Red Rhone 2003: Keep
Chunky wines with high but ripe tannins meant for laying down
Only those whose nickname is Olympic Flame (never goes out) can have failed to realise that summer 2003 was one long, hot event. The Southern Rhône’s vineyards stood the heat well. The water table was high after the deluges of autumn 2002 so areas with clay subsoil were fine. More draining soils suffered, but often can be irrigated up till mid-August. Old vines – deeper root systems – fared better than young ones.
The Gard area – Lirac, Tavel, Laudun – was the hottest, driest zone; storms at Rasteau, Cairanne and Gigondas – all with clay – dropped around 80mm (3+ in) of rain, but Châteauneuf-du-Pape was drier.

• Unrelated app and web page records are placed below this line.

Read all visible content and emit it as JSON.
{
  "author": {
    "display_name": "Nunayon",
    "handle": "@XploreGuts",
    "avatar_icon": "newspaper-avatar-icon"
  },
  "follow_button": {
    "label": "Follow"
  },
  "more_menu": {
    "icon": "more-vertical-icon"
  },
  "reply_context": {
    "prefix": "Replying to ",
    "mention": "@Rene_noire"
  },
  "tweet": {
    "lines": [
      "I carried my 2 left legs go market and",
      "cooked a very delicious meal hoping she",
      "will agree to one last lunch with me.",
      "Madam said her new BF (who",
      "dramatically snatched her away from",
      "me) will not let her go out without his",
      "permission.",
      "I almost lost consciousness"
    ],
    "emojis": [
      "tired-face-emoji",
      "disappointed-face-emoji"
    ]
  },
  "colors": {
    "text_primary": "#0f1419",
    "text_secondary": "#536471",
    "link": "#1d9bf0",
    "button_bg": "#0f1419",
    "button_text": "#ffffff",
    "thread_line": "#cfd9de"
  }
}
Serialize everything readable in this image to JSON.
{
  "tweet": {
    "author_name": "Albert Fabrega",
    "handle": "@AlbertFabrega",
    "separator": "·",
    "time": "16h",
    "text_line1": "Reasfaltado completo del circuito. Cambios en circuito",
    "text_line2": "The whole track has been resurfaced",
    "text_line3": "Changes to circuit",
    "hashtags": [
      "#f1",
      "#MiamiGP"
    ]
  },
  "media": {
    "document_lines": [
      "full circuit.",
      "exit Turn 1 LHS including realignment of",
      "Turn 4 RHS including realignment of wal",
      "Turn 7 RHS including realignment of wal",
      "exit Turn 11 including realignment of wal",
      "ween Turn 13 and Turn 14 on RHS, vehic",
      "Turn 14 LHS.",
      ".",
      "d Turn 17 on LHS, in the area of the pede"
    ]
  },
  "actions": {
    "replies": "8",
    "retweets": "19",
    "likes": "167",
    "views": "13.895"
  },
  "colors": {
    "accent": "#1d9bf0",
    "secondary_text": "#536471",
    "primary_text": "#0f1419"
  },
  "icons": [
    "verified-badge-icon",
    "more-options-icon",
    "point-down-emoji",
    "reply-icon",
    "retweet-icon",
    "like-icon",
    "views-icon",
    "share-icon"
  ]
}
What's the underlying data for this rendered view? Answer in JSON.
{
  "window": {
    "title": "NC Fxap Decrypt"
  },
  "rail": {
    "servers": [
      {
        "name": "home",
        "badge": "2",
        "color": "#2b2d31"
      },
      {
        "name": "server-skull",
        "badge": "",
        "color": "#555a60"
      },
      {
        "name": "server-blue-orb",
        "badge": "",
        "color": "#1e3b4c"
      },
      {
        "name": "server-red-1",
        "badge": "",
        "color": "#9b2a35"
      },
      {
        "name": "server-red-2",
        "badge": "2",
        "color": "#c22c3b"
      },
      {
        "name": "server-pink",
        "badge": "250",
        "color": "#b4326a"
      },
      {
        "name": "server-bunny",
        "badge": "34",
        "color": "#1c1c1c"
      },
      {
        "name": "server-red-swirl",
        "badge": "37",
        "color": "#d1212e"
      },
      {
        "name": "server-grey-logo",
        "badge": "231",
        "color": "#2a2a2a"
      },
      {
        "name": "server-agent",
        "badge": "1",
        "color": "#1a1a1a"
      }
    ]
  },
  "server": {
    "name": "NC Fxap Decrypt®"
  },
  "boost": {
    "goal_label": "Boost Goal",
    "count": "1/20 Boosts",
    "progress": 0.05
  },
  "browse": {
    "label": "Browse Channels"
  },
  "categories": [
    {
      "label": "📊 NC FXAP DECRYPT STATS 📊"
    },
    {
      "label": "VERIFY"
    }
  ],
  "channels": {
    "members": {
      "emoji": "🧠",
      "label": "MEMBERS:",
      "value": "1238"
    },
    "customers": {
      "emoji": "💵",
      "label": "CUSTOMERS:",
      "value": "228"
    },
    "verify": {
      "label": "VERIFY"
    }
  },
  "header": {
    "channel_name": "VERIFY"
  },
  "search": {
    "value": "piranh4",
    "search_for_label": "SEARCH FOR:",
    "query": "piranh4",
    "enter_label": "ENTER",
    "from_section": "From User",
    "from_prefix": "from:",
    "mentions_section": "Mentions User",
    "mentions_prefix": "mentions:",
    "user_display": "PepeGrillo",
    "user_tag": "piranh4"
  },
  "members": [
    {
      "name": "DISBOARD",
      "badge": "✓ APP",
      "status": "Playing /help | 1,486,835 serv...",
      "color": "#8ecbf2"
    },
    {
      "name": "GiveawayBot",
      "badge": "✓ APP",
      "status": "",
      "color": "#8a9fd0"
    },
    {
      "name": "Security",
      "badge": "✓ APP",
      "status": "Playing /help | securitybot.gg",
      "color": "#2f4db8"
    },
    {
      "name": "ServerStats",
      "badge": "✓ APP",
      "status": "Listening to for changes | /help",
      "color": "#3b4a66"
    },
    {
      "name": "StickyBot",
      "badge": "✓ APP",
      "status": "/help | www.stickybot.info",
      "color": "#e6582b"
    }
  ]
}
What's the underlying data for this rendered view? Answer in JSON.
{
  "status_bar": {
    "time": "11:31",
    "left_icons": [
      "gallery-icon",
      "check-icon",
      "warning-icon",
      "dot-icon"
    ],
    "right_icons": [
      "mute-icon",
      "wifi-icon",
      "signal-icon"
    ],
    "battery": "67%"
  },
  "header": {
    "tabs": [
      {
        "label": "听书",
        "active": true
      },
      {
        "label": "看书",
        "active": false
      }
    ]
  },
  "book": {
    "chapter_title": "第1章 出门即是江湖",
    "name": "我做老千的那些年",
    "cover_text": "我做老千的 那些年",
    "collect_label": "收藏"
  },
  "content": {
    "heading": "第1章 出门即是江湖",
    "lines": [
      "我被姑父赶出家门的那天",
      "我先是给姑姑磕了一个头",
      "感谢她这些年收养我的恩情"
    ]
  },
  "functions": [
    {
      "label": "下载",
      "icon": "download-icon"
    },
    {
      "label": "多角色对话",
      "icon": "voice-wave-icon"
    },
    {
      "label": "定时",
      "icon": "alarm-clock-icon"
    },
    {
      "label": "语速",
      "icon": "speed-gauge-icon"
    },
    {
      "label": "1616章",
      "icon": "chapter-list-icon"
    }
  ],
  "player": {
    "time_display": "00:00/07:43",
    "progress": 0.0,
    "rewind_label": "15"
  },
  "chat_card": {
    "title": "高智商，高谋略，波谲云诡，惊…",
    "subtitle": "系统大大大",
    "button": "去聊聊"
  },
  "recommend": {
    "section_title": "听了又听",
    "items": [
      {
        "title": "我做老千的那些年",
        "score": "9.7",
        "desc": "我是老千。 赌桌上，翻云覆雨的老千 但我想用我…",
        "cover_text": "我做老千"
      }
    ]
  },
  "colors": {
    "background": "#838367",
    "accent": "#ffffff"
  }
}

The Northern Rhône heat was quite exceptional: early August’s 42°C in the villages – 10°C above normal – meant 60°C+ in the hillside vines. This baking led to early harvests everywhere: ‘I started the 26 August – two weeks early – and was among the last to pick,’ comments August Clape at Cornas. ‘We had finished all picking by 31 August,’ states Philippe Guigal, Côte-Rôtie. At Châteauneuf, La Nerthe started cropping the reds on 23 August, Vieux Télégraphe 25 August. These are extraordinarily early dates. In the best cases, this meant incredible concentration. It’s a triumphant year for the southern Syrah, a good year for the Mourvèdre. Everyone talks of a healthy harvest, not a trace of rot.